● **WHAT IS NEEDED**
Give an exact copy of the data that follows.

(Page and application data records)
= Beginning of Section =

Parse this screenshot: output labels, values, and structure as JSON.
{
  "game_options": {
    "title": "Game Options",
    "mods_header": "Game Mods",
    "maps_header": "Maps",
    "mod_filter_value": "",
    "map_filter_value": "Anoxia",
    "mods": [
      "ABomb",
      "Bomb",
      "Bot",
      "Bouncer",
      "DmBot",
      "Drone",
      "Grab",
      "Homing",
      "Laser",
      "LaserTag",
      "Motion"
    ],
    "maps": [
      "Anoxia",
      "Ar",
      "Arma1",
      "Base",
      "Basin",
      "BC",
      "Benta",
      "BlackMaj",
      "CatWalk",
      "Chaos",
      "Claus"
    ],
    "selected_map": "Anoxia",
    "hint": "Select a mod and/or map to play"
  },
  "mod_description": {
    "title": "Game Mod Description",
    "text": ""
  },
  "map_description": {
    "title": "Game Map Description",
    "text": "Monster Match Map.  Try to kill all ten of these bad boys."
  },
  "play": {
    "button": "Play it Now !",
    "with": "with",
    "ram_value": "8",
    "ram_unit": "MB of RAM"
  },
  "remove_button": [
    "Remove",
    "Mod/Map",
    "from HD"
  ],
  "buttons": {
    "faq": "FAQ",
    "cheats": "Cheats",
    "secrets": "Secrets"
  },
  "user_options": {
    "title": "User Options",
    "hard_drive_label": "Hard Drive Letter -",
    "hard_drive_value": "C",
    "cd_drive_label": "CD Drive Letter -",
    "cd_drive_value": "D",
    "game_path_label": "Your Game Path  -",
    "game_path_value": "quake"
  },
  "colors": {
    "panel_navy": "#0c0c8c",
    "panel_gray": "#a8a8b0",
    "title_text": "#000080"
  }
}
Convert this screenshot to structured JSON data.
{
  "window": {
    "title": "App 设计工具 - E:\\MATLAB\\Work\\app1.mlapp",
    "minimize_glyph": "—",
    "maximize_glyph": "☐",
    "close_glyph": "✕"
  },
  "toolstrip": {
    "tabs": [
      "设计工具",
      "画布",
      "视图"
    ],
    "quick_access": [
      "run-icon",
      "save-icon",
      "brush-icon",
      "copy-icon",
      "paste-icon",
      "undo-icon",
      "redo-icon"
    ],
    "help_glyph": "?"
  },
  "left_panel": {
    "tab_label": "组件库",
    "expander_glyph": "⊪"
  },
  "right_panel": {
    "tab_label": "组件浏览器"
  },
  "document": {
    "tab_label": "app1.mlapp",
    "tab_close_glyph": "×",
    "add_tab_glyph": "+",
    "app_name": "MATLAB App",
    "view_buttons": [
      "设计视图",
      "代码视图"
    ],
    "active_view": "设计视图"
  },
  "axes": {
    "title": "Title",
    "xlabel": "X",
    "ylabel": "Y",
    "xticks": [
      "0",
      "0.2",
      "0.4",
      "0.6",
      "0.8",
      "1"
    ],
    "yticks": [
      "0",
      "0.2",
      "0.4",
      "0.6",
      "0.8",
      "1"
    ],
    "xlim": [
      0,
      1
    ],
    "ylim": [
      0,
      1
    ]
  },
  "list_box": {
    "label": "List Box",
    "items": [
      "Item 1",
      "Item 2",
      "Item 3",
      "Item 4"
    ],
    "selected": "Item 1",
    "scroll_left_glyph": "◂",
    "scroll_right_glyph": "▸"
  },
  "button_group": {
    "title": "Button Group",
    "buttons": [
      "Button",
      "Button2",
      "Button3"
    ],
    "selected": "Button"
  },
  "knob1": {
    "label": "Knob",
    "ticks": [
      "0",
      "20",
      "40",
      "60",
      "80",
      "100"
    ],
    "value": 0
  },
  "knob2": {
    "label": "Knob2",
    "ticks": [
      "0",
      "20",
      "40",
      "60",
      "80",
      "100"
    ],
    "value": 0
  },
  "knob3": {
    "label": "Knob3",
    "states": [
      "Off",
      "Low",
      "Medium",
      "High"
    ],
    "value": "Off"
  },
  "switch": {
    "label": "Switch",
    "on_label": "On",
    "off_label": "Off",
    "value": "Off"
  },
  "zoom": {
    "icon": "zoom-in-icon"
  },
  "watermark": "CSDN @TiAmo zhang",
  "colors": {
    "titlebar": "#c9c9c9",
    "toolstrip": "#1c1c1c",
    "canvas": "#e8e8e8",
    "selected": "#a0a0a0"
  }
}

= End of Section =

● **THE COMPLETED TASK**
Parse this screenshot: output labels, values, and structure as JSON.
{
  "game_options": {
    "title": "Game Options",
    "mods_header": "Game Mods",
    "maps_header": "Maps",
    "mod_filter_value": "",
    "map_filter_value": "Anoxia",
    "mods": [
      "ABomb",
      "Bomb",
      "Bot",
      "Bouncer",
      "DmBot",
      "Drone",
      "Grab",
      "Homing",
      "Laser",
      "LaserTag",
      "Motion"
    ],
    "maps": [
      "Anoxia",
      "Ar",
      "Arma1",
      "Base",
      "Basin",
      "BC",
      "Benta",
      "BlackMaj",
      "CatWalk",
      "Chaos",
      "Claus"
    ],
    "selected_map": "Anoxia",
    "hint": "Select a mod and/or map to play"
  },
  "mod_description": {
    "title": "Game Mod Description",
    "text": ""
  },
  "map_description": {
    "title": "Game Map Description",
    "text": "Monster Match Map.  Try to kill all ten of these bad boys."
  },
  "play": {
    "button": "Play it Now !",
    "with": "with",
    "ram_value": "8",
    "ram_unit": "MB of RAM"
  },
  "remove_button": [
    "Remove",
    "Mod/Map",
    "from HD"
  ],
  "buttons": {
    "faq": "FAQ",
    "cheats": "Cheats",
    "secrets": "Secrets"
  },
  "user_options": {
    "title": "User Options",
    "hard_drive_label": "Hard Drive Letter -",
    "hard_drive_value": "C",
    "cd_drive_label": "CD Drive Letter -",
    "cd_drive_value": "D",
    "game_path_label": "Your Game Path  -",
    "game_path_value": "quake"
  },
  "colors": {
    "panel_navy": "#0c0c8c",
    "panel_gray": "#a8a8b0",
    "title_text": "#000080"
  }
}
Convert this screenshot to structured JSON data.
{
  "window": {
    "title": "App 设计工具 - E:\\MATLAB\\Work\\app1.mlapp",
    "minimize_glyph": "—",
    "maximize_glyph": "☐",
    "close_glyph": "✕"
  },
  "toolstrip": {
    "tabs": [
      "设计工具",
      "画布",
      "视图"
    ],
    "quick_access": [
      "run-icon",
      "save-icon",
      "brush-icon",
      "copy-icon",
      "paste-icon",
      "undo-icon",
      "redo-icon"
    ],
    "help_glyph": "?"
  },
  "left_panel": {
    "tab_label": "组件库",
    "expander_glyph": "⊪"
  },
  "right_panel": {
    "tab_label": "组件浏览器"
  },
  "document": {
    "tab_label": "app1.mlapp",
    "tab_close_glyph": "×",
    "add_tab_glyph": "+",
    "app_name": "MATLAB App",
    "view_buttons": [
      "设计视图",
      "代码视图"
    ],
    "active_view": "设计视图"
  },
  "axes": {
    "title": "Title",
    "xlabel": "X",
    "ylabel": "Y",
    "xticks": [
      "0",
      "0.2",
      "0.4",
      "0.6",
      "0.8",
      "1"
    ],
    "yticks": [
      "0",
      "0.2",
      "0.4",
      "0.6",
      "0.8",
      "1"
    ],
    "xlim": [
      0,
      1
    ],
    "ylim": [
      0,
      1
    ]
  },
  "list_box": {
    "label": "List Box",
    "items": [
      "Item 1",
      "Item 2",
      "Item 3",
      "Item 4"
    ],
    "selected": "Item 1",
    "scroll_left_glyph": "◂",
    "scroll_right_glyph": "▸"
  },
  "button_group": {
    "title": "Button Group",
    "buttons": [
      "Button",
      "Button2",
      "Button3"
    ],
    "selected": "Button"
  },
  "knob1": {
    "label": "Knob",
    "ticks": [
      "0",
      "20",
      "40",
      "60",
      "80",
      "100"
    ],
    "value": 0
  },
  "knob2": {
    "label": "Knob2",
    "ticks": [
      "0",
      "20",
      "40",
      "60",
      "80",
      "100"
    ],
    "value": 0
  },
  "knob3": {
    "label": "Knob3",
    "states": [
      "Off",
      "Low",
      "Medium",
      "High"
    ],
    "value": "Off"
  },
  "switch": {
    "label": "Switch",
    "on_label": "On",
    "off_label": "Off",
    "value": "Off"
  },
  "zoom": {
    "icon": "zoom-in-icon"
  },
  "watermark": "CSDN @TiAmo zhang",
  "colors": {
    "titlebar": "#c9c9c9",
    "toolstrip": "#1c1c1c",
    "canvas": "#e8e8e8",
    "selected": "#a0a0a0"
  }
}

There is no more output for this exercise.